Lindsay Allen

In the case of Wyatt v Vince, Mrs Wyatt brought a successful financial claim against her former husband, Mr Vince, more than 20 years after their divorce. At the time of the divorce both parties were “penniless”. Mr Vince is now a very rich man, having founded a green energy company after the parties divorced. Mrs Wyatt was seeking close to £2 million from him. The parties have now settled the case, with Mrs Wyatt receiving a lump sum of £300,000, from which she must meet her legal fees.

Despite reports suggesting otherwise, this case has not changed the law. Married couples have financial claims against each other by virtue of their marriage. These include claims for lump sum payments, ongoing maintenance, transfers of property and pension sharing. On divorce the court can make these types of orders by consent or at a final hearing in financial remedy proceedings. The order will also normally dismiss the parties’ claims against one another, so that they cannot come back at a later stage and ask for money from their former spouse.

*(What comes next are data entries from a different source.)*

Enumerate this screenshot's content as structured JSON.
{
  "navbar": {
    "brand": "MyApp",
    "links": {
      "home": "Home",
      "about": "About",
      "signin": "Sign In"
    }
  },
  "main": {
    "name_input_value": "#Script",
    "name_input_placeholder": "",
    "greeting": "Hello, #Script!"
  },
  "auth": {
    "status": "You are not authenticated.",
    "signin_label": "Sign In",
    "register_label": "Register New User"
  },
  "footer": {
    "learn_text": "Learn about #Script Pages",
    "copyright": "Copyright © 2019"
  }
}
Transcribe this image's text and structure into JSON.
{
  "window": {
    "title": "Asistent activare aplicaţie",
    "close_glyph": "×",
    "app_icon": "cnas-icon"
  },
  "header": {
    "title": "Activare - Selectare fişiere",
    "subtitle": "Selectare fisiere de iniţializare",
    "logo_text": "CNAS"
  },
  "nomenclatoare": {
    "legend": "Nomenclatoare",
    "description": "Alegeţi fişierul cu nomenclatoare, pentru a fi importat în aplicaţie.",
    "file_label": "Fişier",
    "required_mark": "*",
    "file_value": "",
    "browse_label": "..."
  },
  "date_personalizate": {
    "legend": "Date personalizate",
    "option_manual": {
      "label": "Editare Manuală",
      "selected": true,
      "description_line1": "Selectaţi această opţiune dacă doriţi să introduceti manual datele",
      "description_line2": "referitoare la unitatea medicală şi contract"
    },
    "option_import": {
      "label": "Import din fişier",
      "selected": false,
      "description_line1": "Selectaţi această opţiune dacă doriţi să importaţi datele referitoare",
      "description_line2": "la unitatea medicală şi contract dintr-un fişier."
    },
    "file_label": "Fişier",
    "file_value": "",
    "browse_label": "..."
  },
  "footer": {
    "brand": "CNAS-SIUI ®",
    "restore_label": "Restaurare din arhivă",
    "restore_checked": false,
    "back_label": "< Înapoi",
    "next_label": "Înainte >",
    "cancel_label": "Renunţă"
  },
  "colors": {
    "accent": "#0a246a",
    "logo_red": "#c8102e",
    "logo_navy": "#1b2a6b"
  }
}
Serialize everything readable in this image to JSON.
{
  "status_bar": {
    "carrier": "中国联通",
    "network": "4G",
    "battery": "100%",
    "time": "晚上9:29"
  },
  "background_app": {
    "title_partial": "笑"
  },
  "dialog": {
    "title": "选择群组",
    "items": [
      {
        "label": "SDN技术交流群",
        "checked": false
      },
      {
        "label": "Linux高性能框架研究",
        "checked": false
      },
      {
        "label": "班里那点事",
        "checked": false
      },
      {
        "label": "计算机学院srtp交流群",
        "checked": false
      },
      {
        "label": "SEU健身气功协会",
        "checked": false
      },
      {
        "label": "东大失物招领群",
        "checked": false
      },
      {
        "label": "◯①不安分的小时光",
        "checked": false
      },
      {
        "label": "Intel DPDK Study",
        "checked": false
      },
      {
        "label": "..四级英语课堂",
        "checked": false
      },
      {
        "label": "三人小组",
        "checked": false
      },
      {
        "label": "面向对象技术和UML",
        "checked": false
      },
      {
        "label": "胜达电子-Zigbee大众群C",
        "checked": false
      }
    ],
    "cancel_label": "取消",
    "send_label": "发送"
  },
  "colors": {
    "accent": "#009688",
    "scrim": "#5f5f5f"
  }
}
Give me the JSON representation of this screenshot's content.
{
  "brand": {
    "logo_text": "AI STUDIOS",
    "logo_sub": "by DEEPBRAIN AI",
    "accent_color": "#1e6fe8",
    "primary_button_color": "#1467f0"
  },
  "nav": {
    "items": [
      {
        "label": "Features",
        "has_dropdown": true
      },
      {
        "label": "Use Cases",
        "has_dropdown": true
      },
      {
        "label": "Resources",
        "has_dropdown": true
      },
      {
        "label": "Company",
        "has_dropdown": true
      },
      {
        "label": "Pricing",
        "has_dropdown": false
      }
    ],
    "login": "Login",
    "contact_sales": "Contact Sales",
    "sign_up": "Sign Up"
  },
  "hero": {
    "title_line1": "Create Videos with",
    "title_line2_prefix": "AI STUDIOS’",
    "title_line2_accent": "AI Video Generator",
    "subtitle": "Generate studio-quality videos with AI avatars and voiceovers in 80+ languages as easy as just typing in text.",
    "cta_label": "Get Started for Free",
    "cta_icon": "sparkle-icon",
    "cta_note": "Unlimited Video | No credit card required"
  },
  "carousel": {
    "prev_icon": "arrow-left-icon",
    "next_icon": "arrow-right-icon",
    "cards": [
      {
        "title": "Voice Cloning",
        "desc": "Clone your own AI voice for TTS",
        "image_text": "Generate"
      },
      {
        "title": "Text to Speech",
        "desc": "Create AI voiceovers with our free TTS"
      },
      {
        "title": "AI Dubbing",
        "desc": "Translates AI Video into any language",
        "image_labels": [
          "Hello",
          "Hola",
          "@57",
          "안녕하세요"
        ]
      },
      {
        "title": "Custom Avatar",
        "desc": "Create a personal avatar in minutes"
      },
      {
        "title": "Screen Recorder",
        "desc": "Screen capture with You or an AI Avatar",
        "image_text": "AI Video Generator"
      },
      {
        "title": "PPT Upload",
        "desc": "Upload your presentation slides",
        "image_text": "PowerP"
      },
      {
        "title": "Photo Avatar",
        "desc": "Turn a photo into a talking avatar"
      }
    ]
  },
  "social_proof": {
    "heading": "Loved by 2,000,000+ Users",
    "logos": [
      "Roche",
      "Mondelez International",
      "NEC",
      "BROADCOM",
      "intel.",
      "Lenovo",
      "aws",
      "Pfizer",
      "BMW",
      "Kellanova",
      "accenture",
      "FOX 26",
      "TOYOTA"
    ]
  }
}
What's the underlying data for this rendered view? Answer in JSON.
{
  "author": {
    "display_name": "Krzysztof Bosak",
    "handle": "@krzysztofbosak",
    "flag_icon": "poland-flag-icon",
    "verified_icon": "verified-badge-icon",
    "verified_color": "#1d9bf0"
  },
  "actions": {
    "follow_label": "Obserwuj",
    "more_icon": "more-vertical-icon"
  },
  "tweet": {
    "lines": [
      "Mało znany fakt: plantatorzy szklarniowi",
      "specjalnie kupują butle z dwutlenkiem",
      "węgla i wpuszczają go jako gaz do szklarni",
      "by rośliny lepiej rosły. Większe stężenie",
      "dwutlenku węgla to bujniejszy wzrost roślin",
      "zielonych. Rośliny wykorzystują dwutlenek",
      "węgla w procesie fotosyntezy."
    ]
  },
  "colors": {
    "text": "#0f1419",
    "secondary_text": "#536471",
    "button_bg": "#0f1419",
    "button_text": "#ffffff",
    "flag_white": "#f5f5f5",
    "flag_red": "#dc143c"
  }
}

Spouses’ financial claims against one another remain open until dismissed by an order of the court. A decree absolute is not enough. Even if neither party has any assets or income to speak of at the time of divorce, it is imperative that the parties obtain an order from the court dismissing all claims that they have against each other. This is known as a “clean break order”.

Without a clean break order, there is a real risk, and no time limit on that risk, that your former spouse could make a claim against you at a later stage when your financial circumstances have improved; just like Mr Vince’s did. We therefore advise all clients to ensure that they finalise both the divorce and the financial matters so that they can move on with their lives without this risk hanging over them.